Exercise directions
Look below for lines that hold the string "date" and copy each one.

Provided entries
- - - - - - -
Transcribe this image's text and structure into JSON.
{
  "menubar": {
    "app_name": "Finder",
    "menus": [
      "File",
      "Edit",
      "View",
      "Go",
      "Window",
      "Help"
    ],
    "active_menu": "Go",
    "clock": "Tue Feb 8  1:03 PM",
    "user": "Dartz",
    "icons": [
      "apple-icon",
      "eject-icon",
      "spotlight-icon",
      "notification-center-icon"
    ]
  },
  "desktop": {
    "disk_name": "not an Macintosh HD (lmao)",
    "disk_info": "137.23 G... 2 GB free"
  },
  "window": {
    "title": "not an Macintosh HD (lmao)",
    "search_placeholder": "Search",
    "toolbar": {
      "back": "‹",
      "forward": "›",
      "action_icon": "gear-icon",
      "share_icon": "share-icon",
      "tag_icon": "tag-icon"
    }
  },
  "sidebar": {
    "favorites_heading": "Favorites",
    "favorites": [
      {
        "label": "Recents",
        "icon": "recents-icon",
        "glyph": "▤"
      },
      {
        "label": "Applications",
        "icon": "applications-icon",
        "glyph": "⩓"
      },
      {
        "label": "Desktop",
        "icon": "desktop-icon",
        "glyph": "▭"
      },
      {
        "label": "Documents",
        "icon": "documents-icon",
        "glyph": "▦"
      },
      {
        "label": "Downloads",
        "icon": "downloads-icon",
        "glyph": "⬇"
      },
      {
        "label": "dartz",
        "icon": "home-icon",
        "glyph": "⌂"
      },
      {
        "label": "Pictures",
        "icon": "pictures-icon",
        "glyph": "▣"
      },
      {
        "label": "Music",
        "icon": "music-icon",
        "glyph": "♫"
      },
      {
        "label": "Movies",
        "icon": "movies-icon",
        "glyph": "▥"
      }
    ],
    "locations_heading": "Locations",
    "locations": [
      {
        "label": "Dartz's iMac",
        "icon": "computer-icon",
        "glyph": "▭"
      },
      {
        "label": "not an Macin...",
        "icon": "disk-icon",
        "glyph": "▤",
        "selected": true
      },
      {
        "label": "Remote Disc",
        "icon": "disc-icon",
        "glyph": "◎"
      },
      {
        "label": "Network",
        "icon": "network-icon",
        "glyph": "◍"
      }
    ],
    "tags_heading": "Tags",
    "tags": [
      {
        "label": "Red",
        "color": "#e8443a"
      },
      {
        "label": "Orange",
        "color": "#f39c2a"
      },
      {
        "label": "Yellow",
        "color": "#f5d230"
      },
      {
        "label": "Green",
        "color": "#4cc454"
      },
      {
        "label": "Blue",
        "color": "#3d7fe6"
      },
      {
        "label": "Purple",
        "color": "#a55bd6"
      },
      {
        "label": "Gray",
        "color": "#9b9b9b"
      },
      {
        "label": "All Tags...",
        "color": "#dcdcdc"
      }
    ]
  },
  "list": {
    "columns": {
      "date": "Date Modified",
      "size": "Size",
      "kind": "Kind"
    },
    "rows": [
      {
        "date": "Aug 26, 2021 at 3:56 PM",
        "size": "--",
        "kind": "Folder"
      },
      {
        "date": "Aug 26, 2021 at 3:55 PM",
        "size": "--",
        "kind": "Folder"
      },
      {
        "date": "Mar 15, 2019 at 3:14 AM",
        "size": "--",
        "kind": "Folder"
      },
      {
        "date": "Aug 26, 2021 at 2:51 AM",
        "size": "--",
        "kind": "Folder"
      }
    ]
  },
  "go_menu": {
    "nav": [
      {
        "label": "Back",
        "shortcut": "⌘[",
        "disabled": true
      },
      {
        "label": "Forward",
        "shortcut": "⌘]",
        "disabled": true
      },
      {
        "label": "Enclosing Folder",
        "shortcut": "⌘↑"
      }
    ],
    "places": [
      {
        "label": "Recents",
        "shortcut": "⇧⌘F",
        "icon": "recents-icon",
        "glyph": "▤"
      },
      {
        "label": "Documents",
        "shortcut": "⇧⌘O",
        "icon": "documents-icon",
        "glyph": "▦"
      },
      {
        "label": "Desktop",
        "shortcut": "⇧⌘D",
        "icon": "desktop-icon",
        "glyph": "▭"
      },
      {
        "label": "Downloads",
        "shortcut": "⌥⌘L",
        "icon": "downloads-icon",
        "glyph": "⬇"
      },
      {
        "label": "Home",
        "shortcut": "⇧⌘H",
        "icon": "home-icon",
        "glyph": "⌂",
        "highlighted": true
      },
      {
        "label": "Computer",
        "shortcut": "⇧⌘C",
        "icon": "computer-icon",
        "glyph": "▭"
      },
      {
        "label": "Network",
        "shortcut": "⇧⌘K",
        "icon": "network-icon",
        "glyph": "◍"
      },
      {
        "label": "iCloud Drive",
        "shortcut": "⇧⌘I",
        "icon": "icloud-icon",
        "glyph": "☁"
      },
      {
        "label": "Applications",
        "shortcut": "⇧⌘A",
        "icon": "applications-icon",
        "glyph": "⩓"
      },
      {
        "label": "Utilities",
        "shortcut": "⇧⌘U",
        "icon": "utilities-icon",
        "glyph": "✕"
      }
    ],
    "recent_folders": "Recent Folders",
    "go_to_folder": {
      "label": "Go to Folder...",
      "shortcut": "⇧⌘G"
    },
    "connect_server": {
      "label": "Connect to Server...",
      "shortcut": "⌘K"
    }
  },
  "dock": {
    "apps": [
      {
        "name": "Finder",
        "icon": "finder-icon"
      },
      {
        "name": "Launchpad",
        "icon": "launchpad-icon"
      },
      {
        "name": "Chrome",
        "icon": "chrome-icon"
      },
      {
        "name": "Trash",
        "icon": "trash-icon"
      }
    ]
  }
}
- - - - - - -
Exercise solution
      "date": "Date Modified",
        "date": "Aug 26, 2021 at 3:56 PM",
        "date": "Aug 26, 2021 at 3:55 PM",
        "date": "Mar 15, 2019 at 3:14 AM",
        "date": "Aug 26, 2021 at 2:51 AM",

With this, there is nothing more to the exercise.